Blogging has had a huge impact on business. It has empowered citizen journalists and thought leaders, and was the seed for many of today’s popular new media empires. While some may see blogging as a digital journal — and there are certainly plenty of those on the Web — live-blogging is also a great way to build influence for both businesses, brands and digital creatives alike.
Live blogging has been, in the recent past, ridiculed and accused of killing journalism. However, digital audiences want the most current news they can possibly get and nearly every digital media publication live-blogs at least one big event per year. According to eMarketer, more than 140 million people in the U.S. read blogs.
Beyond journalism, live blogging can help businesses gain exposure and provide their audiences with valuable information. Lisa Barone, vp of strategy at Overit told SocialTimes:
People over time, begin to look for you at those events. Or if they know an event is going, they look to your blog to see if you’re there, and if you have the coverage no one else does.
But live-blogging isn’t nearly as haphazard as some might think. Barone offered the following for making the most of live-blogging as part of a strategy to develop brand influence.
- Do your homework. Before you start signing up for events, Barone said it’s important to understand your audience, the people important to your brand and find the events those people are attending.
- Have a plan. Barone said it’s easy to send someone to a conference and tell them to cover what happens. You’ll get better, more targeted content if you create a plan. What sessions should they attend? What topics do you want to focus on? Are they live-blogging every session they attend or write one recap post?
- Make the right connections. Don’t wait until you arrive at the event to start connecting with people. If part of your plan is to interview speakers, make that connection ahead of time and schedule time before they speak.

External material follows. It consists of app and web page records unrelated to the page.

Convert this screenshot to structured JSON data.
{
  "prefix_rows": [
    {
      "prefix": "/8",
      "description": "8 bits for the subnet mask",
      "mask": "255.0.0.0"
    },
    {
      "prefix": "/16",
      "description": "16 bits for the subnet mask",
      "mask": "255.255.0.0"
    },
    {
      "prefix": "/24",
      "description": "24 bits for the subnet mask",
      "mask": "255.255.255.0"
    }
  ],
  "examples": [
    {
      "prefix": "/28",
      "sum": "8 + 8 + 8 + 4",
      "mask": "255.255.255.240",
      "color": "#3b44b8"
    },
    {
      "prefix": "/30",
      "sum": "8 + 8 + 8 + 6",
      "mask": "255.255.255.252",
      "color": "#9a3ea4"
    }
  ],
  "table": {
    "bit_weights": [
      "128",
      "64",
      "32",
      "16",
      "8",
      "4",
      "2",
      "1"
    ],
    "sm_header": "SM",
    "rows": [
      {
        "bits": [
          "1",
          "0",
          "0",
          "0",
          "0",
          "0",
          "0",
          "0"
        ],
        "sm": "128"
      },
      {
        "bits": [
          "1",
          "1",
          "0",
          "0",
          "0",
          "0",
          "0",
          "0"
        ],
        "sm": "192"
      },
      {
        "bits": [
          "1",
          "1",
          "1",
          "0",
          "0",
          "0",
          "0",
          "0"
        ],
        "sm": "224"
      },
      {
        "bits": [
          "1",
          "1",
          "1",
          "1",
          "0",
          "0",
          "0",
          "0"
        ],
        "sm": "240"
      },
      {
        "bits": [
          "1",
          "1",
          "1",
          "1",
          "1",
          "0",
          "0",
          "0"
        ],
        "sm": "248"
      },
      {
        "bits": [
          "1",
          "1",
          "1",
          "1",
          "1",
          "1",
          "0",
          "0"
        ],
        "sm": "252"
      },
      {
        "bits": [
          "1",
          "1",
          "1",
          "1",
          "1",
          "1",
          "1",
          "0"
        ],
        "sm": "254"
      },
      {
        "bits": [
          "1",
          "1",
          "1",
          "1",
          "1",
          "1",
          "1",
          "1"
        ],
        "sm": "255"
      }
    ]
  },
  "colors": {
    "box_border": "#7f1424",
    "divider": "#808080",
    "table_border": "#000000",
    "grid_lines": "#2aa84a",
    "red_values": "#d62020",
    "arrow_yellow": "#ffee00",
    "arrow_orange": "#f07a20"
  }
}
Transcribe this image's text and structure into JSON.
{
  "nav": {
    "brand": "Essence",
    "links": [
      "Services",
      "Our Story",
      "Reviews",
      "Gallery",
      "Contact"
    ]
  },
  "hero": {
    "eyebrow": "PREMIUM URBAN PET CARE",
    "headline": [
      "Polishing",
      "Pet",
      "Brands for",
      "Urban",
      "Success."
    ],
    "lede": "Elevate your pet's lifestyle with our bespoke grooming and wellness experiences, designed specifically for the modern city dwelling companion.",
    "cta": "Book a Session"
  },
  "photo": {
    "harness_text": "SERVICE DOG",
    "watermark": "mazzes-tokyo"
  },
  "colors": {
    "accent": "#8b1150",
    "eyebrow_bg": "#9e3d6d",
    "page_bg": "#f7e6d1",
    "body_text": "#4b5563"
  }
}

- Promote your attendance. If people don’t know you’re at an event, they won’t look for coverage from you. Barone said, “don’t wait until the event to let people know what you’re doing.”